▶ [Prompt]: Each entry that follows needs to be written out exactly, with nothing left out.
Dataset entries Start Marker
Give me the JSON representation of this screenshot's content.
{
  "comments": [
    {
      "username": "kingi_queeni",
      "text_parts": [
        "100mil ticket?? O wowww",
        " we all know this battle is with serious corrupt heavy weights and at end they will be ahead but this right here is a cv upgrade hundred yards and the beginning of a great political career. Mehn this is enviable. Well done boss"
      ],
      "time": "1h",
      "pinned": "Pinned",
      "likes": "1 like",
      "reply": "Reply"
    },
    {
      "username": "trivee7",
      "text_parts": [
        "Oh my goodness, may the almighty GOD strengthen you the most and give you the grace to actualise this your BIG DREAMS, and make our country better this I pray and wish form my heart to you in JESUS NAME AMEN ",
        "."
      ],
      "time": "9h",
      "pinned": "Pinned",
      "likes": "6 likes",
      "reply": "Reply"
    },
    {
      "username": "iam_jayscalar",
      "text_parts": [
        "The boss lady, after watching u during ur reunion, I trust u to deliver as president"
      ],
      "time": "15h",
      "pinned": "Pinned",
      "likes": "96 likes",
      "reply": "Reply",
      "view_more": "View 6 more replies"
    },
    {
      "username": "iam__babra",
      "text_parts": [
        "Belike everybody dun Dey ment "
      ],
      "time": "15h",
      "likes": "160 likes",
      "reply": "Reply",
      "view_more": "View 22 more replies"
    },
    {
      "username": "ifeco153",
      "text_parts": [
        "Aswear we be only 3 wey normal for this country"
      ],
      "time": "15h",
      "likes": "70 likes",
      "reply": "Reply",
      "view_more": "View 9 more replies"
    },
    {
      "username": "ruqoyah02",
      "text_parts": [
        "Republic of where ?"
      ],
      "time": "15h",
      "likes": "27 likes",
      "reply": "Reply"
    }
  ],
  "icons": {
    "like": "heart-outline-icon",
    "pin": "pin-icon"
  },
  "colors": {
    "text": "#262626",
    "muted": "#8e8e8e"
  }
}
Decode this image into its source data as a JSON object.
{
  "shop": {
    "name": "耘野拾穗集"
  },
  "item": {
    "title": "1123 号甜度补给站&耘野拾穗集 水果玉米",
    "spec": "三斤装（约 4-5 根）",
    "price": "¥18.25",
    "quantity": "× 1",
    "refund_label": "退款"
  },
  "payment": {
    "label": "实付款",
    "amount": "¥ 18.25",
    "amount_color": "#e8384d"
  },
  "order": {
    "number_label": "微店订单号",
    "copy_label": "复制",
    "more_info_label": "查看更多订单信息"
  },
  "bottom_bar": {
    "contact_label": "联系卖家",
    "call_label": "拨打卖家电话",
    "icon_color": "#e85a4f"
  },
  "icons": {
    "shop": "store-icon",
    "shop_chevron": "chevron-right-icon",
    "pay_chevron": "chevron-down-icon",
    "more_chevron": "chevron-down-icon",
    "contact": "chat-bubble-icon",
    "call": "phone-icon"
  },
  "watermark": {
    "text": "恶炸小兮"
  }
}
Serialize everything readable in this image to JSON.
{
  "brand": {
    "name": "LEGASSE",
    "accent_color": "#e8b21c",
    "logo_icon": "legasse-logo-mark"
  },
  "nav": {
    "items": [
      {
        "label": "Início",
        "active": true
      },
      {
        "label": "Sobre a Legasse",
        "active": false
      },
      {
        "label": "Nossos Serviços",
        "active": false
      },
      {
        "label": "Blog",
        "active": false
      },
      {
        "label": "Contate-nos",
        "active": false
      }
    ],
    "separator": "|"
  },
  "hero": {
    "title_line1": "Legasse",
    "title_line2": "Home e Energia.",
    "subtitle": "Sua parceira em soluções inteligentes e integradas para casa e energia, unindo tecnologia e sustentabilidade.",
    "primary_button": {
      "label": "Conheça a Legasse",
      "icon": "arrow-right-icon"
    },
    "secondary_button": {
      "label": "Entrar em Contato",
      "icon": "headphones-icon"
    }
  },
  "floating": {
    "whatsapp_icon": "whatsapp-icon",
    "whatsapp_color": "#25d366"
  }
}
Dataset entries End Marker
▶ [The answer]:
Give me the JSON representation of this screenshot's content.
{
  "comments": [
    {
      "username": "kingi_queeni",
      "text_parts": [
        "100mil ticket?? O wowww",
        " we all know this battle is with serious corrupt heavy weights and at end they will be ahead but this right here is a cv upgrade hundred yards and the beginning of a great political career. Mehn this is enviable. Well done boss"
      ],
      "time": "1h",
      "pinned": "Pinned",
      "likes": "1 like",
      "reply": "Reply"
    },
    {
      "username": "trivee7",
      "text_parts": [
        "Oh my goodness, may the almighty GOD strengthen you the most and give you the grace to actualise this your BIG DREAMS, and make our country better this I pray and wish form my heart to you in JESUS NAME AMEN ",
        "."
      ],
      "time": "9h",
      "pinned": "Pinned",
      "likes": "6 likes",
      "reply": "Reply"
    },
    {
      "username": "iam_jayscalar",
      "text_parts": [
        "The boss lady, after watching u during ur reunion, I trust u to deliver as president"
      ],
      "time": "15h",
      "pinned": "Pinned",
      "likes": "96 likes",
      "reply": "Reply",
      "view_more": "View 6 more replies"
    },
    {
      "username": "iam__babra",
      "text_parts": [
        "Belike everybody dun Dey ment "
      ],
      "time": "15h",
      "likes": "160 likes",
      "reply": "Reply",
      "view_more": "View 22 more replies"
    },
    {
      "username": "ifeco153",
      "text_parts": [
        "Aswear we be only 3 wey normal for this country"
      ],
      "time": "15h",
      "likes": "70 likes",
      "reply": "Reply",
      "view_more": "View 9 more replies"
    },
    {
      "username": "ruqoyah02",
      "text_parts": [
        "Republic of where ?"
      ],
      "time": "15h",
      "likes": "27 likes",
      "reply": "Reply"
    }
  ],
  "icons": {
    "like": "heart-outline-icon",
    "pin": "pin-icon"
  },
  "colors": {
    "text": "#262626",
    "muted": "#8e8e8e"
  }
}
Decode this image into its source data as a JSON object.
{
  "shop": {
    "name": "耘野拾穗集"
  },
  "item": {
    "title": "1123 号甜度补给站&耘野拾穗集 水果玉米",
    "spec": "三斤装（约 4-5 根）",
    "price": "¥18.25",
    "quantity": "× 1",
    "refund_label": "退款"
  },
  "payment": {
    "label": "实付款",
    "amount": "¥ 18.25",
    "amount_color": "#e8384d"
  },
  "order": {
    "number_label": "微店订单号",
    "copy_label": "复制",
    "more_info_label": "查看更多订单信息"
  },
  "bottom_bar": {
    "contact_label": "联系卖家",
    "call_label": "拨打卖家电话",
    "icon_color": "#e85a4f"
  },
  "icons": {
    "shop": "store-icon",
    "shop_chevron": "chevron-right-icon",
    "pay_chevron": "chevron-down-icon",
    "more_chevron": "chevron-down-icon",
    "contact": "chat-bubble-icon",
    "call": "phone-icon"
  },
  "watermark": {
    "text": "恶炸小兮"
  }
}
Serialize everything readable in this image to JSON.
{
  "brand": {
    "name": "LEGASSE",
    "accent_color": "#e8b21c",
    "logo_icon": "legasse-logo-mark"
  },
  "nav": {
    "items": [
      {
        "label": "Início",
        "active": true
      },
      {
        "label": "Sobre a Legasse",
        "active": false
      },
      {
        "label": "Nossos Serviços",
        "active": false
      },
      {
        "label": "Blog",
        "active": false
      },
      {
        "label": "Contate-nos",
        "active": false
      }
    ],
    "separator": "|"
  },
  "hero": {
    "title_line1": "Legasse",
    "title_line2": "Home e Energia.",
    "subtitle": "Sua parceira em soluções inteligentes e integradas para casa e energia, unindo tecnologia e sustentabilidade.",
    "primary_button": {
      "label": "Conheça a Legasse",
      "icon": "arrow-right-icon"
    },
    "secondary_button": {
      "label": "Entrar em Contato",
      "icon": "headphones-icon"
    }
  },
  "floating": {
    "whatsapp_icon": "whatsapp-icon",
    "whatsapp_color": "#25d366"
  }
}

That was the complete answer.